- DATA FOR THE TASK -
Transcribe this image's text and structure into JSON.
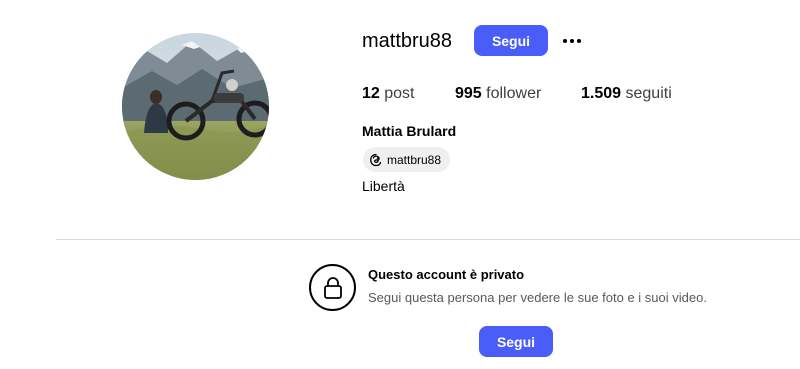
{
  "profile": {
    "username": "mattbru88",
    "follow_label": "Segui",
    "more_icon": "more-horizontal-icon",
    "stats": {
      "posts_count": "12",
      "posts_label": "post",
      "followers_count": "995",
      "followers_label": "follower",
      "following_count": "1.509",
      "following_label": "seguiti"
    },
    "full_name": "Mattia Brulard",
    "threads_handle": "mattbru88",
    "threads_icon": "threads-icon",
    "bio": "Libertà",
    "avatar_icon": "profile-photo"
  },
  "private_notice": {
    "icon": "lock-icon",
    "title": "Questo account è privato",
    "subtitle": "Segui questa persona per vedere le sue foto e i suoi video.",
    "follow_label": "Segui"
  },
  "colors": {
    "accent": "#4a5df9",
    "divider": "#dbdbdb",
    "chip_bg": "#efefef"
  }
}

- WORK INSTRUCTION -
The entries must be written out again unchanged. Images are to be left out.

- EXERCISE RESPONSE -
Transcribe this image's text and structure into JSON.
{
  "profile": {
    "username": "mattbru88",
    "follow_label": "Segui",
    "more_icon": "more-horizontal-icon",
    "stats": {
      "posts_count": "12",
      "posts_label": "post",
      "followers_count": "995",
      "followers_label": "follower",
      "following_count": "1.509",
      "following_label": "seguiti"
    },
    "full_name": "Mattia Brulard",
    "threads_handle": "mattbru88",
    "threads_icon": "threads-icon",
    "bio": "Libertà",
    "avatar_icon": "profile-photo"
  },
  "private_notice": {
    "icon": "lock-icon",
    "title": "Questo account è privato",
    "subtitle": "Segui questa persona per vedere le sue foto e i suoi video.",
    "follow_label": "Segui"
  },
  "colors": {
    "accent": "#4a5df9",
    "divider": "#dbdbdb",
    "chip_bg": "#efefef"
  }
}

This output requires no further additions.